People On People On People

The Continued Thickening of Government
Thursday, October 5, 2017
Paul C. Light

This paper by Paul C. Light, a Nonresident Senior Fellow with the Volcker Alliance and the Paulette Goddard Professor of Public Service at New York University’s Wagner School of Public Service, shows that since 1961 the federal bureaucracy has steadily thickened. Whereas President John F. Kennedy faced seven cabinet departments with seventeen layers of appointees, President Trump faces fifteen cabinet departments with seventy-one layers of appointees. In People On People On People, Prof. Light reports that between 1960 and 2016, the layers of government leadership increased from 17 to 71 (318%), while the number of leaders within each rose from 451 to 3,265 (624%).

Prof. Light released this paper at a press conference in Washington, DC at the National Press Club. The findings discussed by a panel that featured Danielle Brian, Executive Director of the Project on Government Oversight; Joe Davidson, Columnist for The Washington Post; Norman J. Ornstein, Resident Scholar at the American Enterprise Institute; and Thomas W. Ross, President of the Volcker Alliance.

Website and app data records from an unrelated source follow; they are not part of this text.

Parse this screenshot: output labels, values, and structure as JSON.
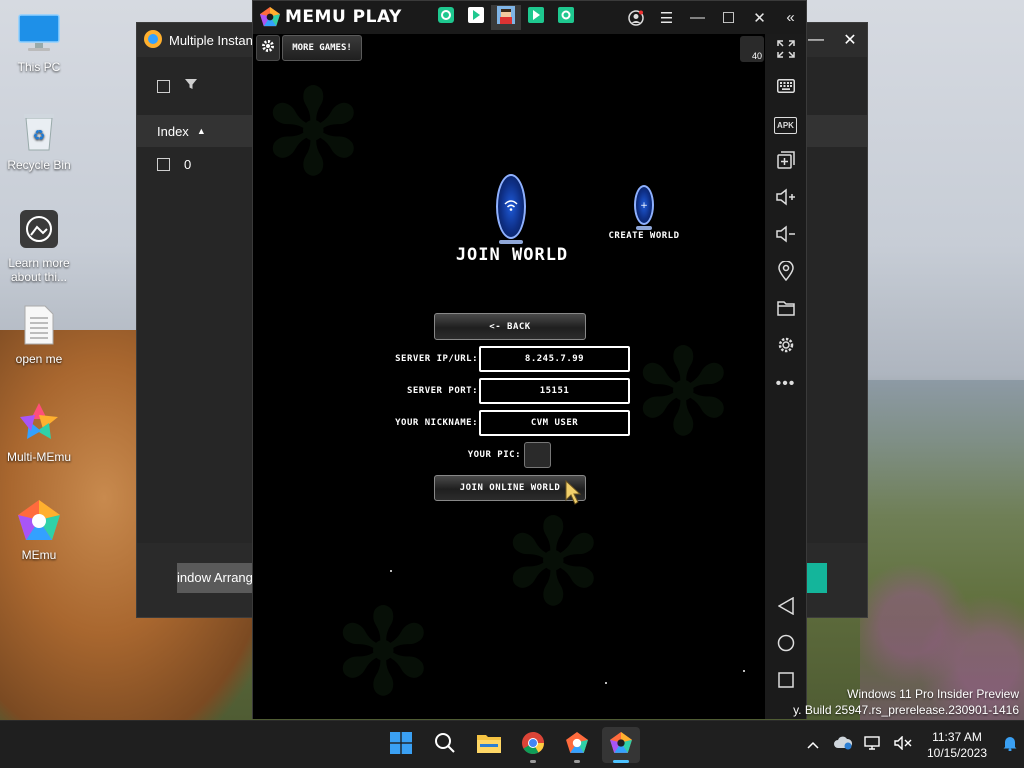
{
  "desktop": {
    "icons": [
      {
        "label": "This PC",
        "icon": "monitor-icon"
      },
      {
        "label": "Recycle Bin",
        "icon": "recycle-bin-icon"
      },
      {
        "label": "Learn more about thi...",
        "icon": "learn-more-icon"
      },
      {
        "label": "open me",
        "icon": "text-file-icon"
      },
      {
        "label": "Multi-MEmu",
        "icon": "multi-memu-icon"
      },
      {
        "label": "MEmu",
        "icon": "memu-icon"
      }
    ],
    "watermark": {
      "line1": "Windows 11 Pro Insider Preview",
      "line2": "y. Build 25947.rs_prerelease.230901-1416"
    }
  },
  "multi_memu": {
    "title": "Multiple Instanc",
    "column_index": "Index",
    "rows": [
      {
        "index": "0"
      }
    ],
    "arrange_button": "indow Arrange"
  },
  "memu": {
    "brand": "MEMU PLAY",
    "tabs": [
      "play-store-icon",
      "google-play-icon",
      "game-avatar-icon",
      "play-store-icon",
      "settings-app-icon"
    ],
    "sidebar_tools": [
      "fullscreen-icon",
      "keyboard-icon",
      "apk-icon",
      "add-icon",
      "volume-up-icon",
      "volume-down-icon",
      "location-icon",
      "folder-icon",
      "settings-icon",
      "more-icon",
      "back-icon",
      "home-icon",
      "recents-icon"
    ],
    "apk_label": "APK",
    "version_badge": "40"
  },
  "game": {
    "more_games": "MORE GAMES!",
    "join_world": "JOIN WORLD",
    "create_world": "CREATE WORLD",
    "back_button": "<- BACK",
    "fields": [
      {
        "label": "SERVER IP/URL:",
        "value": "8.245.7.99"
      },
      {
        "label": "SERVER PORT:",
        "value": "15151"
      },
      {
        "label": "YOUR NICKNAME:",
        "value": "CVM USER"
      }
    ],
    "pic_label": "YOUR PIC:",
    "join_online_button": "JOIN ONLINE WORLD"
  },
  "taskbar": {
    "apps": [
      "start-icon",
      "search-icon",
      "file-explorer-icon",
      "chrome-icon",
      "multi-memu-icon",
      "memu-icon"
    ],
    "time": "11:37 AM",
    "date": "10/15/2023"
  }
}
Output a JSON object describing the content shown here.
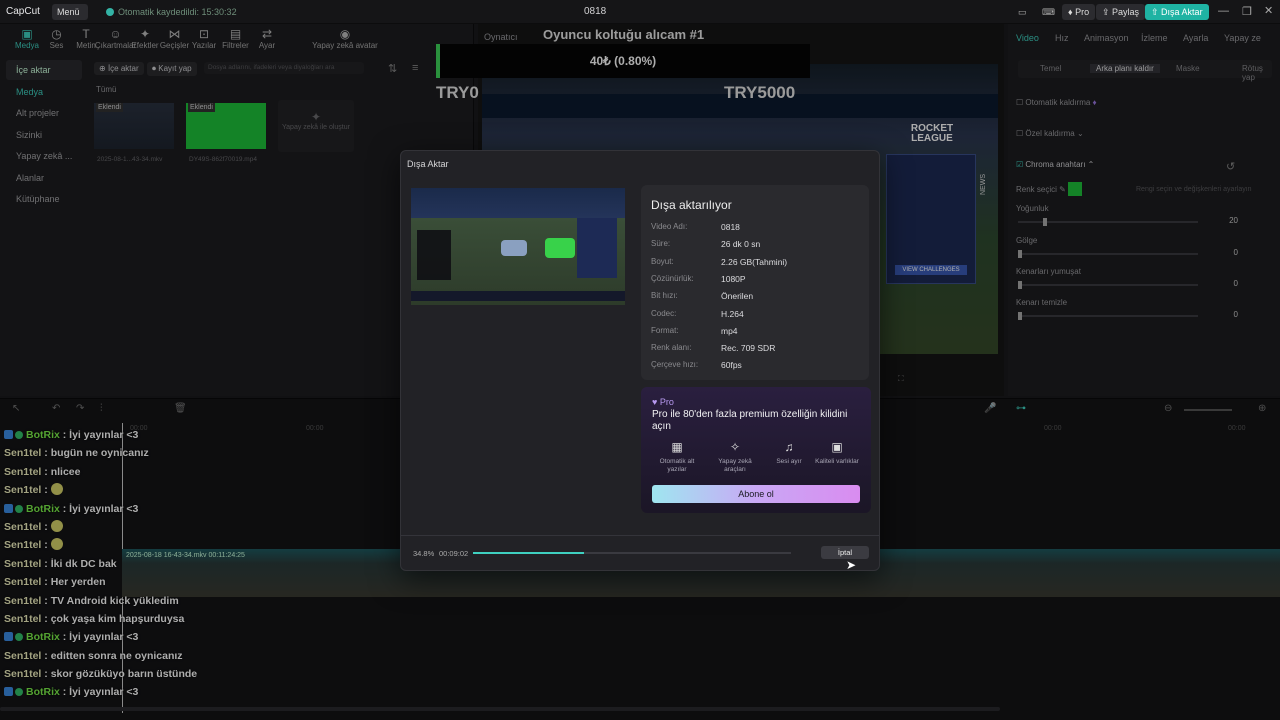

Prof. Light argues that the chain of command in the federal government has become unwieldy, creating risk of government breakdowns. To improve the effectiveness of government, he recommends targeted downsizing of the layers of political and career management in the federal bureaucracy.

Read the interactive report: People On People On People